■ **Problem description**
Reproduce the material that follows, keeping every line exactly as it is.
================================
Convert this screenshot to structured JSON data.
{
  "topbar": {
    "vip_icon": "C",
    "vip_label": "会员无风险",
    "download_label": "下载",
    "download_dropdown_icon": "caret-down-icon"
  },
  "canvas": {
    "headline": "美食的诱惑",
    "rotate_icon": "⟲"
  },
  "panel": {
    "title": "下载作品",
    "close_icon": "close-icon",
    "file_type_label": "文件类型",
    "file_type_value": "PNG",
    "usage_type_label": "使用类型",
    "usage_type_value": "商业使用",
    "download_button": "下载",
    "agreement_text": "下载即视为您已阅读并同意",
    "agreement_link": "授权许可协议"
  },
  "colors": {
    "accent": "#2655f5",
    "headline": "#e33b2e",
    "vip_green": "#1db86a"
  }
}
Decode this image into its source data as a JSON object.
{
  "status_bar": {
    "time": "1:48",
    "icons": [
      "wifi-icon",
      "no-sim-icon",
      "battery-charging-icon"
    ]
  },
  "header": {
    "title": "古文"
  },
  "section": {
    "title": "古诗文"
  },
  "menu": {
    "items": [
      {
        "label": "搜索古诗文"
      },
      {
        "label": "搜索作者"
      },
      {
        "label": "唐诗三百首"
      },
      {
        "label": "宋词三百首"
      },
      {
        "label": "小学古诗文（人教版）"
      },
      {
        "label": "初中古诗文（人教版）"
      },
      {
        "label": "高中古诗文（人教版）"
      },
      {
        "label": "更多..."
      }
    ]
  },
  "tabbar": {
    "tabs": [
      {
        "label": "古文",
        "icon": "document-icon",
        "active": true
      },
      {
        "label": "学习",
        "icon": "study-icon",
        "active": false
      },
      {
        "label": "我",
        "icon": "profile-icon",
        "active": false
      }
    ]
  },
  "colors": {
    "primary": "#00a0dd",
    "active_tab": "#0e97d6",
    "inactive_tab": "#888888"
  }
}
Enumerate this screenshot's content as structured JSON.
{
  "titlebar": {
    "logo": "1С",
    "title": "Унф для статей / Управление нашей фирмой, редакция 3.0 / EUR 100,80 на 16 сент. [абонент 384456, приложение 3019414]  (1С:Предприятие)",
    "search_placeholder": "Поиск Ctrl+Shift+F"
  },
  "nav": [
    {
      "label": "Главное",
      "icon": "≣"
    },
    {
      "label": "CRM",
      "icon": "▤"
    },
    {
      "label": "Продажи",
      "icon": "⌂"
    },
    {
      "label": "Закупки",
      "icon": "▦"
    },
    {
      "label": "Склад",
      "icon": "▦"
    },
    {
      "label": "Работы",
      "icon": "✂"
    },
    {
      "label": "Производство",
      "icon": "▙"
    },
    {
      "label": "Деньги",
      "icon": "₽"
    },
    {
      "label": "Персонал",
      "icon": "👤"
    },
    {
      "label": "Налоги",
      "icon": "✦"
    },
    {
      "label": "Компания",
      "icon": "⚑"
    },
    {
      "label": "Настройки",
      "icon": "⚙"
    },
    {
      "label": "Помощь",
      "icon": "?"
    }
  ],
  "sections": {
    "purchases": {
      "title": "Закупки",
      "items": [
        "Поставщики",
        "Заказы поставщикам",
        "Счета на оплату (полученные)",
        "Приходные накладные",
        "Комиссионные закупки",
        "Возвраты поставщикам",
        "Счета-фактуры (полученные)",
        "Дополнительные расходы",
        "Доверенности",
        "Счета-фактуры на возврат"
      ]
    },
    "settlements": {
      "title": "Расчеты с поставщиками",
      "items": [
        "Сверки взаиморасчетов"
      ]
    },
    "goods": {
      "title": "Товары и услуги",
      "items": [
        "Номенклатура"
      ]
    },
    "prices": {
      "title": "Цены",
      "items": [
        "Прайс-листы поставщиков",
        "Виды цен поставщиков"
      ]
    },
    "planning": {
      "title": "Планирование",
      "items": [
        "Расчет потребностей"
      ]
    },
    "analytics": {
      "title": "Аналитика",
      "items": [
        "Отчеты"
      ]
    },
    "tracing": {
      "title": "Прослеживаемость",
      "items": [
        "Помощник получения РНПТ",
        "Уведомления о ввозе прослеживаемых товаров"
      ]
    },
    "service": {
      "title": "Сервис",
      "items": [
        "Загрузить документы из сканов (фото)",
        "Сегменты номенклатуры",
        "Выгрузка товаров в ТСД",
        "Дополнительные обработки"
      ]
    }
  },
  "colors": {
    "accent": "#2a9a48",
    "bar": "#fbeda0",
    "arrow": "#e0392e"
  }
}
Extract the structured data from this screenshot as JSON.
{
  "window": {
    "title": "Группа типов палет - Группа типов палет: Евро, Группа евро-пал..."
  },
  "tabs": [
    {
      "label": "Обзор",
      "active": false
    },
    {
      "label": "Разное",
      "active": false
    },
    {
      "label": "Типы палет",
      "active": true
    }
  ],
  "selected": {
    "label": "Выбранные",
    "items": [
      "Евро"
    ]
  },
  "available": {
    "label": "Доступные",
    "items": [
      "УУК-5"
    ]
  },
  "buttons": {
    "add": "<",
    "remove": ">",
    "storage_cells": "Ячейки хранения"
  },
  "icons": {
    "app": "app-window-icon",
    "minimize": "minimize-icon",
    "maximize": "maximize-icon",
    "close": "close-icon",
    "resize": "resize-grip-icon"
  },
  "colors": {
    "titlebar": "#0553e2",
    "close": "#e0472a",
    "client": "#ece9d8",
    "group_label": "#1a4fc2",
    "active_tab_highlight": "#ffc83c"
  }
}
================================
■ **Task answer**
Convert this screenshot to structured JSON data.
{
  "topbar": {
    "vip_icon": "C",
    "vip_label": "会员无风险",
    "download_label": "下载",
    "download_dropdown_icon": "caret-down-icon"
  },
  "canvas": {
    "headline": "美食的诱惑",
    "rotate_icon": "⟲"
  },
  "panel": {
    "title": "下载作品",
    "close_icon": "close-icon",
    "file_type_label": "文件类型",
    "file_type_value": "PNG",
    "usage_type_label": "使用类型",
    "usage_type_value": "商业使用",
    "download_button": "下载",
    "agreement_text": "下载即视为您已阅读并同意",
    "agreement_link": "授权许可协议"
  },
  "colors": {
    "accent": "#2655f5",
    "headline": "#e33b2e",
    "vip_green": "#1db86a"
  }
}
Decode this image into its source data as a JSON object.
{
  "status_bar": {
    "time": "1:48",
    "icons": [
      "wifi-icon",
      "no-sim-icon",
      "battery-charging-icon"
    ]
  },
  "header": {
    "title": "古文"
  },
  "section": {
    "title": "古诗文"
  },
  "menu": {
    "items": [
      {
        "label": "搜索古诗文"
      },
      {
        "label": "搜索作者"
      },
      {
        "label": "唐诗三百首"
      },
      {
        "label": "宋词三百首"
      },
      {
        "label": "小学古诗文（人教版）"
      },
      {
        "label": "初中古诗文（人教版）"
      },
      {
        "label": "高中古诗文（人教版）"
      },
      {
        "label": "更多..."
      }
    ]
  },
  "tabbar": {
    "tabs": [
      {
        "label": "古文",
        "icon": "document-icon",
        "active": true
      },
      {
        "label": "学习",
        "icon": "study-icon",
        "active": false
      },
      {
        "label": "我",
        "icon": "profile-icon",
        "active": false
      }
    ]
  },
  "colors": {
    "primary": "#00a0dd",
    "active_tab": "#0e97d6",
    "inactive_tab": "#888888"
  }
}
Enumerate this screenshot's content as structured JSON.
{
  "titlebar": {
    "logo": "1С",
    "title": "Унф для статей / Управление нашей фирмой, редакция 3.0 / EUR 100,80 на 16 сент. [абонент 384456, приложение 3019414]  (1С:Предприятие)",
    "search_placeholder": "Поиск Ctrl+Shift+F"
  },
  "nav": [
    {
      "label": "Главное",
      "icon": "≣"
    },
    {
      "label": "CRM",
      "icon": "▤"
    },
    {
      "label": "Продажи",
      "icon": "⌂"
    },
    {
      "label": "Закупки",
      "icon": "▦"
    },
    {
      "label": "Склад",
      "icon": "▦"
    },
    {
      "label": "Работы",
      "icon": "✂"
    },
    {
      "label": "Производство",
      "icon": "▙"
    },
    {
      "label": "Деньги",
      "icon": "₽"
    },
    {
      "label": "Персонал",
      "icon": "👤"
    },
    {
      "label": "Налоги",
      "icon": "✦"
    },
    {
      "label": "Компания",
      "icon": "⚑"
    },
    {
      "label": "Настройки",
      "icon": "⚙"
    },
    {
      "label": "Помощь",
      "icon": "?"
    }
  ],
  "sections": {
    "purchases": {
      "title": "Закупки",
      "items": [
        "Поставщики",
        "Заказы поставщикам",
        "Счета на оплату (полученные)",
        "Приходные накладные",
        "Комиссионные закупки",
        "Возвраты поставщикам",
        "Счета-фактуры (полученные)",
        "Дополнительные расходы",
        "Доверенности",
        "Счета-фактуры на возврат"
      ]
    },
    "settlements": {
      "title": "Расчеты с поставщиками",
      "items": [
        "Сверки взаиморасчетов"
      ]
    },
    "goods": {
      "title": "Товары и услуги",
      "items": [
        "Номенклатура"
      ]
    },
    "prices": {
      "title": "Цены",
      "items": [
        "Прайс-листы поставщиков",
        "Виды цен поставщиков"
      ]
    },
    "planning": {
      "title": "Планирование",
      "items": [
        "Расчет потребностей"
      ]
    },
    "analytics": {
      "title": "Аналитика",
      "items": [
        "Отчеты"
      ]
    },
    "tracing": {
      "title": "Прослеживаемость",
      "items": [
        "Помощник получения РНПТ",
        "Уведомления о ввозе прослеживаемых товаров"
      ]
    },
    "service": {
      "title": "Сервис",
      "items": [
        "Загрузить документы из сканов (фото)",
        "Сегменты номенклатуры",
        "Выгрузка товаров в ТСД",
        "Дополнительные обработки"
      ]
    }
  },
  "colors": {
    "accent": "#2a9a48",
    "bar": "#fbeda0",
    "arrow": "#e0392e"
  }
}
Extract the structured data from this screenshot as JSON.
{
  "window": {
    "title": "Группа типов палет - Группа типов палет: Евро, Группа евро-пал..."
  },
  "tabs": [
    {
      "label": "Обзор",
      "active": false
    },
    {
      "label": "Разное",
      "active": false
    },
    {
      "label": "Типы палет",
      "active": true
    }
  ],
  "selected": {
    "label": "Выбранные",
    "items": [
      "Евро"
    ]
  },
  "available": {
    "label": "Доступные",
    "items": [
      "УУК-5"
    ]
  },
  "buttons": {
    "add": "<",
    "remove": ">",
    "storage_cells": "Ячейки хранения"
  },
  "icons": {
    "app": "app-window-icon",
    "minimize": "minimize-icon",
    "maximize": "maximize-icon",
    "close": "close-icon",
    "resize": "resize-grip-icon"
  },
  "colors": {
    "titlebar": "#0553e2",
    "close": "#e0472a",
    "client": "#ece9d8",
    "group_label": "#1a4fc2",
    "active_tab_highlight": "#ffc83c"
  }
}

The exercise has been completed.